The magnesium frame of the Surface

The 10.6in. HD display means that the Surface is a device that's going to work best in landscape mode. Metro-style applications don't work well in portrait mode. Landscape also makes sense for watching movies, and there's a flip-out stand that'll let you watch content without having to hold the tablet all the time. The stand is surprisingly rigid for something so thin, and the 'thunk' as it snaps back into place is reassuringly solid. Microsoft told us that it was meant to resemble the sound of an expensive car door closing…

Keyboard and Surface together

The most innovative feature of the Surface are the two keyboard covers. Both work with either the ARM or x86 versions of the hardware, and have magnetic connectors that both secure the covers and make them easy to fit. If you're using the coloured TouchCover the Metro theme will change colour to match. The TouchCover builds on Microsoft's work on capacitive sensor keyboards, and is pressure sensitive — so won't respond to random touches or a hand resting on the keys. There's also an integral trackpad, although Microsoft wouldn't tell us if it would support Windows 8's trackpad gestures. We weren't able to try out typing with the TouchCover, but we did get a chance to try out the more traditional TypeCover, with switch-based keys. Microsoft has given both keyboards a soft fleece-style feel that makes it easier to grip the tablet and less likely to slip on a desk.

The Surface keyboards
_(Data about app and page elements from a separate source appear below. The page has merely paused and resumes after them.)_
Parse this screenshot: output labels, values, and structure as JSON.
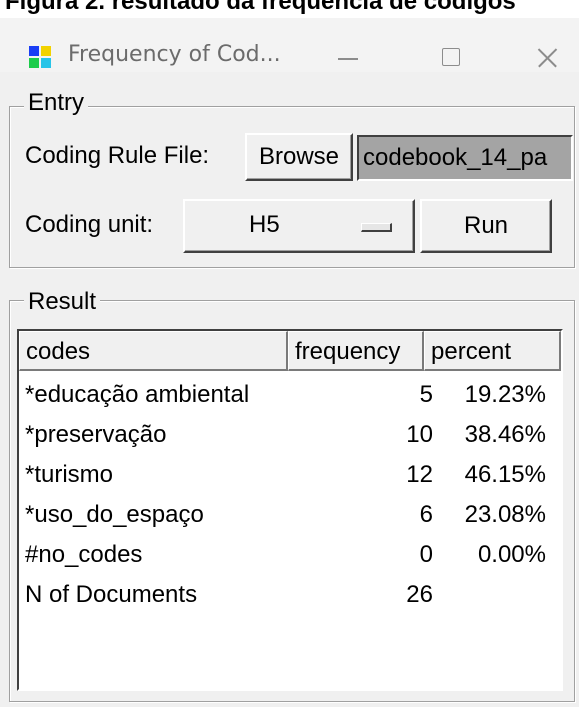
{
  "caption": "Figura 2. resultado da frequência de códigos",
  "window": {
    "title": "Frequency of Cod...",
    "icon_colors": [
      "#1a3ef5",
      "#f2d200",
      "#1dcc4b",
      "#27c4e8"
    ]
  },
  "entry": {
    "group_label": "Entry",
    "coding_rule_file_label": "Coding Rule File:",
    "browse_label": "Browse",
    "file_value": "codebook_14_pa",
    "coding_unit_label": "Coding unit:",
    "coding_unit_value": "H5",
    "run_label": "Run"
  },
  "result": {
    "group_label": "Result",
    "columns": [
      "codes",
      "frequency",
      "percent"
    ],
    "rows": [
      {
        "code": "*educação ambiental",
        "frequency": "5",
        "percent": "19.23%"
      },
      {
        "code": "*preservação",
        "frequency": "10",
        "percent": "38.46%"
      },
      {
        "code": "*turismo",
        "frequency": "12",
        "percent": "46.15%"
      },
      {
        "code": "*uso_do_espaço",
        "frequency": "6",
        "percent": "23.08%"
      },
      {
        "code": "#no_codes",
        "frequency": "0",
        "percent": "0.00%"
      },
      {
        "code": "N of Documents",
        "frequency": "26",
        "percent": ""
      }
    ]
  }
}
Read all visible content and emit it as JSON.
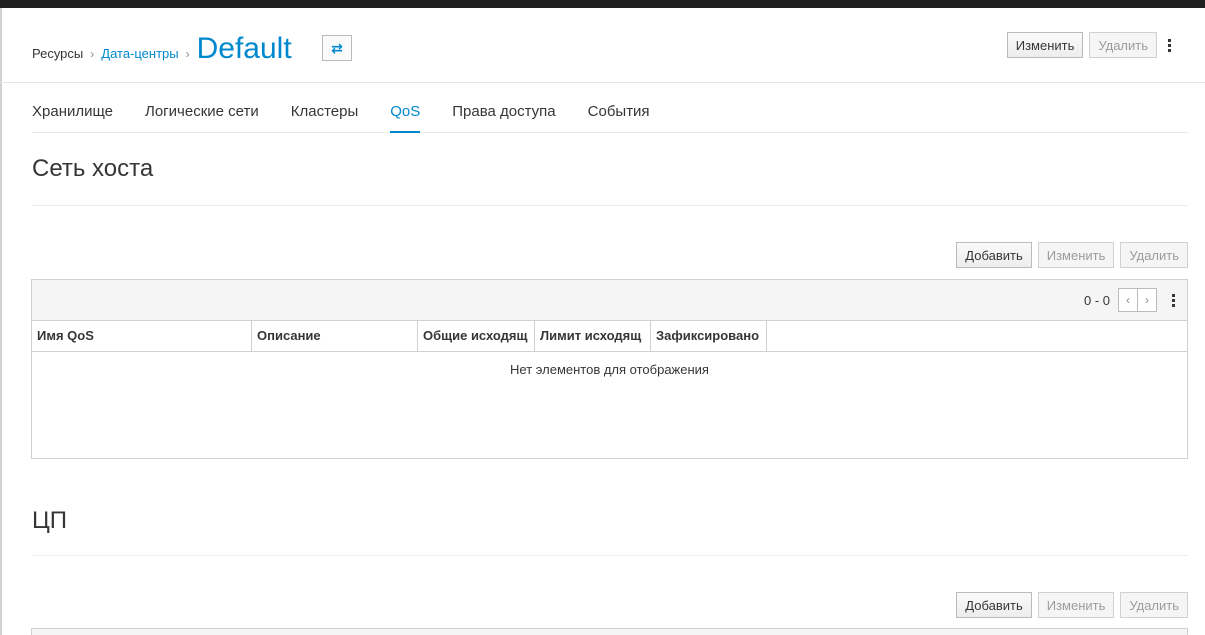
{
  "breadcrumb": {
    "root": "Ресурсы",
    "separator": "›",
    "parent": "Дата-центры",
    "title": "Default"
  },
  "header_actions": {
    "switch_icon": "⇄",
    "edit": "Изменить",
    "delete": "Удалить"
  },
  "tabs": [
    {
      "label": "Хранилище"
    },
    {
      "label": "Логические сети"
    },
    {
      "label": "Кластеры"
    },
    {
      "label": "QoS"
    },
    {
      "label": "Права доступа"
    },
    {
      "label": "События"
    }
  ],
  "active_tab": "QoS",
  "sections": {
    "host_network": {
      "title": "Сеть хоста",
      "toolbar": {
        "add": "Добавить",
        "edit": "Изменить",
        "delete": "Удалить"
      },
      "pager": {
        "range": "0 - 0",
        "prev": "‹",
        "next": "›"
      },
      "columns": [
        "Имя QoS",
        "Описание",
        "Общие исходящ",
        "Лимит исходящ",
        "Зафиксировано"
      ],
      "empty_message": "Нет элементов для отображения"
    },
    "cpu": {
      "title": "ЦП",
      "toolbar": {
        "add": "Добавить",
        "edit": "Изменить",
        "delete": "Удалить"
      }
    }
  },
  "colors": {
    "accent": "#0088ce",
    "text": "#363636",
    "border": "#d1d1d1"
  }
}
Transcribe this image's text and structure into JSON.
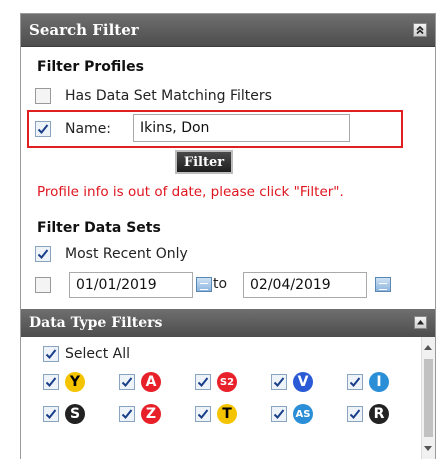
{
  "panel": {
    "title": "Search Filter"
  },
  "filter_profiles": {
    "title": "Filter Profiles",
    "has_data_set_label": "Has Data Set Matching Filters",
    "name_label": "Name:",
    "name_value": "Ikins, Don",
    "filter_button": "Filter",
    "warning": "Profile info is out of date, please click \"Filter\"."
  },
  "filter_data_sets": {
    "title": "Filter Data Sets",
    "most_recent_label": "Most Recent Only",
    "date_from": "01/01/2019",
    "to_label": "to",
    "date_to": "02/04/2019"
  },
  "data_type_filters": {
    "title": "Data Type Filters",
    "select_all_label": "Select All",
    "lines": [
      {
        "label": "Y",
        "color": "#f5c400",
        "text_color": "#000000"
      },
      {
        "label": "A",
        "color": "#e8202a",
        "text_color": "#ffffff"
      },
      {
        "label": "S2",
        "color": "#e8202a",
        "text_color": "#ffffff"
      },
      {
        "label": "V",
        "color": "#2a5ad6",
        "text_color": "#ffffff"
      },
      {
        "label": "I",
        "color": "#2a8fd6",
        "text_color": "#ffffff"
      },
      {
        "label": "S",
        "color": "#222222",
        "text_color": "#ffffff"
      },
      {
        "label": "Z",
        "color": "#e8202a",
        "text_color": "#ffffff"
      },
      {
        "label": "T",
        "color": "#f5c400",
        "text_color": "#000000"
      },
      {
        "label": "AS",
        "color": "#2a8fd6",
        "text_color": "#ffffff"
      },
      {
        "label": "R",
        "color": "#222222",
        "text_color": "#ffffff"
      }
    ]
  }
}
Microsoft is proud of its VaporMG production process for the case, which uses injection moulding techniques to deliver surprisingly high tolerances. We got to inspect some sample case components, and saw a vapor-deposition-treated rear panel. The components are light and extremely rigid — so light that we suspect that the screen and the battery count for much of the Surface's weight.

Surfaces of all different colours — thanks to their keyboards

This, then, is Microsoft's shot across the bows of the PC hardware industry. Surface is giving it fair warning: if PC OEMs don't deliver high-quality hardware that takes full advantage of Windows 8's capabilities, then Microsoft will do it for them. With distribution limited to Microsoft's online and physical stores, this isn't going to be a billion-dollar business — yet. However, Surface sets a high bar for the PC industry, and it's up to the OEMs to jump. Until then, if you're looking for a Windows 8 PC, then Surface is going to be very high on your shopping list — even if it means hopping on a plane to the US.

Simon Bisson